China’s future as a value-added economy will not be served by an increasing array of taxes, quotas, and other restraints on exports of rare earth elements and other vital raw materials. Many of these restrictions may violate WTO rules and are inconsistent with China’s own voracious hunger for a host of raw materials and basic commodities needed to fuel growth. Perhaps more than any other country, China depends on imports of basic commodities and raw materials—iron, oil, coal, soy, and much more. If China is free to impose such export restrictions, its trading partners may also wish to do the same, which may hurt China in the long run.
Continuing to resist protectionism by complying with WTO rules and enhancing WTO commitments can help China immeasurably in making the shift up the global value chain. A number of China’s recent policy initiatives raise serious legal issues under WTO rules that invite recourse by other WTO members to dispute settlement. For example, Japan, the United States, and the European Union have stated that they will consider pursuing WTO dispute settlement if China continues policies that restrict exports of rare earth elements essential to manufacturing many high-tech products.
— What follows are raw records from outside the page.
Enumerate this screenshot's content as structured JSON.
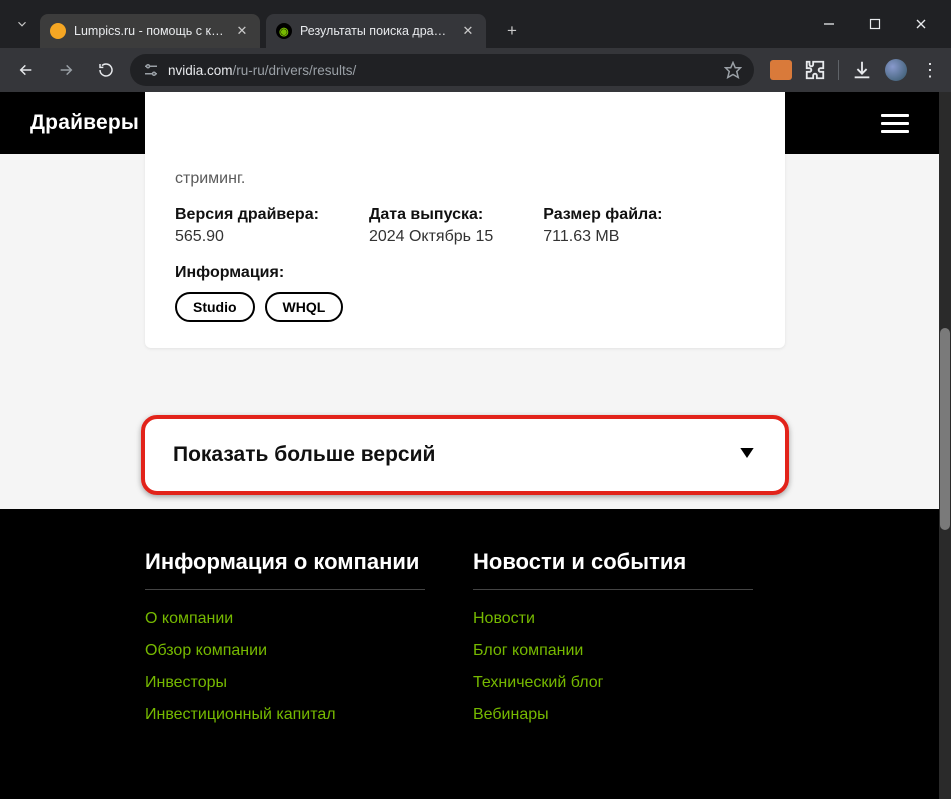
{
  "window": {
    "tab1_title": "Lumpics.ru - помощь с компь",
    "tab2_title": "Результаты поиска драйверов"
  },
  "toolbar": {
    "url_domain": "nvidia.com",
    "url_path": "/ru-ru/drivers/results/"
  },
  "topnav": {
    "brand": "Драйверы"
  },
  "driver": {
    "desc_fragment": "стриминг.",
    "version_label": "Версия драйвера:",
    "version_value": "565.90",
    "date_label": "Дата выпуска:",
    "date_value": "2024 Октябрь 15",
    "size_label": "Размер файла:",
    "size_value": "711.63 MB",
    "info_label": "Информация:",
    "pill_1": "Studio",
    "pill_2": "WHQL"
  },
  "showmore": {
    "label": "Показать больше версий"
  },
  "footer": {
    "col1_heading": "Информация о компании",
    "col2_heading": "Новости и события",
    "col1_links": {
      "l1": "О компании",
      "l2": "Обзор компании",
      "l3": "Инвесторы",
      "l4": "Инвестиционный капитал"
    },
    "col2_links": {
      "l1": "Новости",
      "l2": "Блог компании",
      "l3": "Технический блог",
      "l4": "Вебинары"
    }
  }
}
In July 2010, the PRC Ministry of Commerce capped export quotas on China’s rare earth minerals for the second half of 2010—reducing exports by 72 percent over the same period in 2009. Binding dispute settlement decisions could compel China to reconsider the discriminatory aspects of the rare earth restrictions and other recent initiatives under legal threat of economic sanctions by other WTO members.
Compliance with existing WTO rules can help China make needed reforms domestically, and the negotiation of new WTO agreements that address additional trade and investment concerns can spur changes in China that will make Chinese products even more competitive internationally. Foreigners tend not to appreciate how much China has changed domestically in the past decade in an effort to comply with WTO obligations, and many Chinese tend not to appreciate how much more must still be done.
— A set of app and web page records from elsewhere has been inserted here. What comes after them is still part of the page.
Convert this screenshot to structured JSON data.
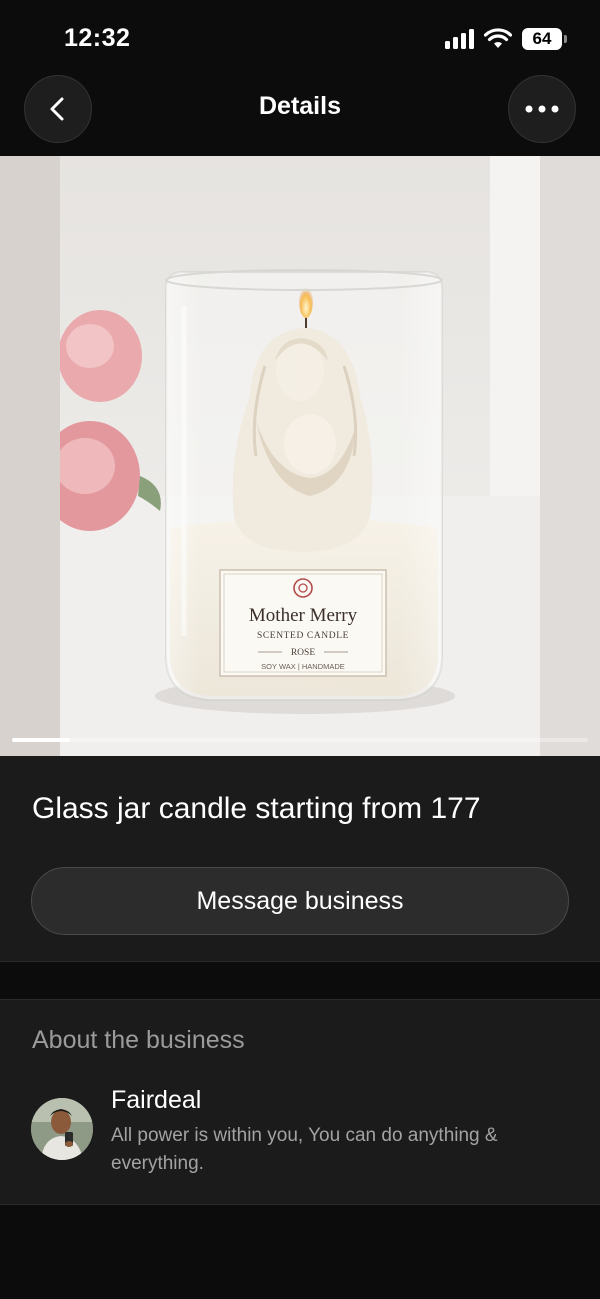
{
  "status_bar": {
    "time": "12:32",
    "battery": "64",
    "icons": [
      "signal-icon",
      "wifi-icon",
      "battery-icon"
    ]
  },
  "header": {
    "title": "Details",
    "back_icon": "chevron-left-icon",
    "more_icon": "more-horizontal-icon"
  },
  "product_image": {
    "label_brand": "Mother Merry",
    "label_line1": "SCENTED CANDLE",
    "label_line2": "ROSE",
    "label_line3": "SOY WAX  |  HANDMADE",
    "carousel_progress": 0.1
  },
  "product": {
    "title": "Glass jar candle starting from 177",
    "message_button": "Message business"
  },
  "about": {
    "heading": "About the business",
    "business_name": "Fairdeal",
    "description": "All power is within you, You can do anything & everything."
  },
  "colors": {
    "background": "#0c0c0c",
    "card": "#1b1b1b",
    "button": "#2c2c2c",
    "muted_text": "#9b9b9b"
  }
}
China and its future in the WTO
The ingenuity of the Chinese people is known throughout the world. But to advance by moving up the global value chain, the Chinese must continue to work side by side with others who share their hopes for China’s future. To make the transition, China will need imported foreign products, the sophisticated skills of foreign service providers, the advanced technologies and economies of scale of foreign companies, and the long-term capital and managerial know-how of foreign investors. Such access can only be secured and sustained in a setting where they are treated fairly and without discrimination. Protectionism is always tempting, and it may appear to work in the short term. In the long term, however, protectionism does not work.
When opening China in 1978, Deng said he was “crossing the river by feeling for the stones.” Deng learned by doing. Following his example, China has learned much by doing in the years since economic reform began. Today, China must continue “feeling for the stones” in “crossing the river” to a shared and lasting prosperity.
James Bacchus is a former trade negotiator for the United States, a former member of the US Congress, and a former chairman of the Appellate Body of the World Trade Organization. He chairs the global practice of the Greenberg Traurig law firm and is based in Washington, DC.